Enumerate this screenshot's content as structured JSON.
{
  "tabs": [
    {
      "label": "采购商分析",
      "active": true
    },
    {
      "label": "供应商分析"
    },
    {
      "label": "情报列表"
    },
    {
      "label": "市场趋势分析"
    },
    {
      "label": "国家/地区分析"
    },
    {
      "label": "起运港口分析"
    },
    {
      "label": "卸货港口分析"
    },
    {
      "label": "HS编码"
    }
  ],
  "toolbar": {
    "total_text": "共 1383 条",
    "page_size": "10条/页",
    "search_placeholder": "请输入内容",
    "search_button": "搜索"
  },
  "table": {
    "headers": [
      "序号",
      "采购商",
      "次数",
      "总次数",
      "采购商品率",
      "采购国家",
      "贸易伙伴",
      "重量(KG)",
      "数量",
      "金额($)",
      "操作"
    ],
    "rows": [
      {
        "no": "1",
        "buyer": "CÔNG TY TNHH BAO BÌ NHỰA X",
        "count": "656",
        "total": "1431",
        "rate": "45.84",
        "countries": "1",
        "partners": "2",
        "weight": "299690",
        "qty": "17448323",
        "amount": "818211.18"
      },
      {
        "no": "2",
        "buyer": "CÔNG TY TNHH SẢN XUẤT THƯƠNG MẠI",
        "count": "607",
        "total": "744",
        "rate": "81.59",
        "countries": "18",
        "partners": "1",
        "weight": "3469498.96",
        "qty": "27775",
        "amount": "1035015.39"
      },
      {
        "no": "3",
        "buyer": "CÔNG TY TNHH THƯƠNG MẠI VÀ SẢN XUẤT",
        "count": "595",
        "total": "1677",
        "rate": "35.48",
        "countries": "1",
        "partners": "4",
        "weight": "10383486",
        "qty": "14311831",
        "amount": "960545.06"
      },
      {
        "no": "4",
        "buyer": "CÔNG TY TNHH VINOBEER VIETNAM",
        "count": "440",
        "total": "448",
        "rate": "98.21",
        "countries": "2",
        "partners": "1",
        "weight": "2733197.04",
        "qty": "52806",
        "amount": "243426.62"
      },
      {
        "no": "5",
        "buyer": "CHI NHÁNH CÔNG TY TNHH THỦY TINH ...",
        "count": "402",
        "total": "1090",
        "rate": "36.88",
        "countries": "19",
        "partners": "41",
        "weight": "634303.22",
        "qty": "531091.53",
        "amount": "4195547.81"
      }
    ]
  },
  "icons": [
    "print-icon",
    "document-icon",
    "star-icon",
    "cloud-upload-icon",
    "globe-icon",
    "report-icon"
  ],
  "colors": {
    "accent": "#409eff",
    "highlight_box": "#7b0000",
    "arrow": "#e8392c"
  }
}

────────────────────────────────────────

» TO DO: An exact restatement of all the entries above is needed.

» RESULT OF THIS TASK:
Enumerate this screenshot's content as structured JSON.
{
  "tabs": [
    {
      "label": "采购商分析",
      "active": true
    },
    {
      "label": "供应商分析"
    },
    {
      "label": "情报列表"
    },
    {
      "label": "市场趋势分析"
    },
    {
      "label": "国家/地区分析"
    },
    {
      "label": "起运港口分析"
    },
    {
      "label": "卸货港口分析"
    },
    {
      "label": "HS编码"
    }
  ],
  "toolbar": {
    "total_text": "共 1383 条",
    "page_size": "10条/页",
    "search_placeholder": "请输入内容",
    "search_button": "搜索"
  },
  "table": {
    "headers": [
      "序号",
      "采购商",
      "次数",
      "总次数",
      "采购商品率",
      "采购国家",
      "贸易伙伴",
      "重量(KG)",
      "数量",
      "金额($)",
      "操作"
    ],
    "rows": [
      {
        "no": "1",
        "buyer": "CÔNG TY TNHH BAO BÌ NHỰA X",
        "count": "656",
        "total": "1431",
        "rate": "45.84",
        "countries": "1",
        "partners": "2",
        "weight": "299690",
        "qty": "17448323",
        "amount": "818211.18"
      },
      {
        "no": "2",
        "buyer": "CÔNG TY TNHH SẢN XUẤT THƯƠNG MẠI",
        "count": "607",
        "total": "744",
        "rate": "81.59",
        "countries": "18",
        "partners": "1",
        "weight": "3469498.96",
        "qty": "27775",
        "amount": "1035015.39"
      },
      {
        "no": "3",
        "buyer": "CÔNG TY TNHH THƯƠNG MẠI VÀ SẢN XUẤT",
        "count": "595",
        "total": "1677",
        "rate": "35.48",
        "countries": "1",
        "partners": "4",
        "weight": "10383486",
        "qty": "14311831",
        "amount": "960545.06"
      },
      {
        "no": "4",
        "buyer": "CÔNG TY TNHH VINOBEER VIETNAM",
        "count": "440",
        "total": "448",
        "rate": "98.21",
        "countries": "2",
        "partners": "1",
        "weight": "2733197.04",
        "qty": "52806",
        "amount": "243426.62"
      },
      {
        "no": "5",
        "buyer": "CHI NHÁNH CÔNG TY TNHH THỦY TINH ...",
        "count": "402",
        "total": "1090",
        "rate": "36.88",
        "countries": "19",
        "partners": "41",
        "weight": "634303.22",
        "qty": "531091.53",
        "amount": "4195547.81"
      }
    ]
  },
  "icons": [
    "print-icon",
    "document-icon",
    "star-icon",
    "cloud-upload-icon",
    "globe-icon",
    "report-icon"
  ],
  "colors": {
    "accent": "#409eff",
    "highlight_box": "#7b0000",
    "arrow": "#e8392c"
  }
}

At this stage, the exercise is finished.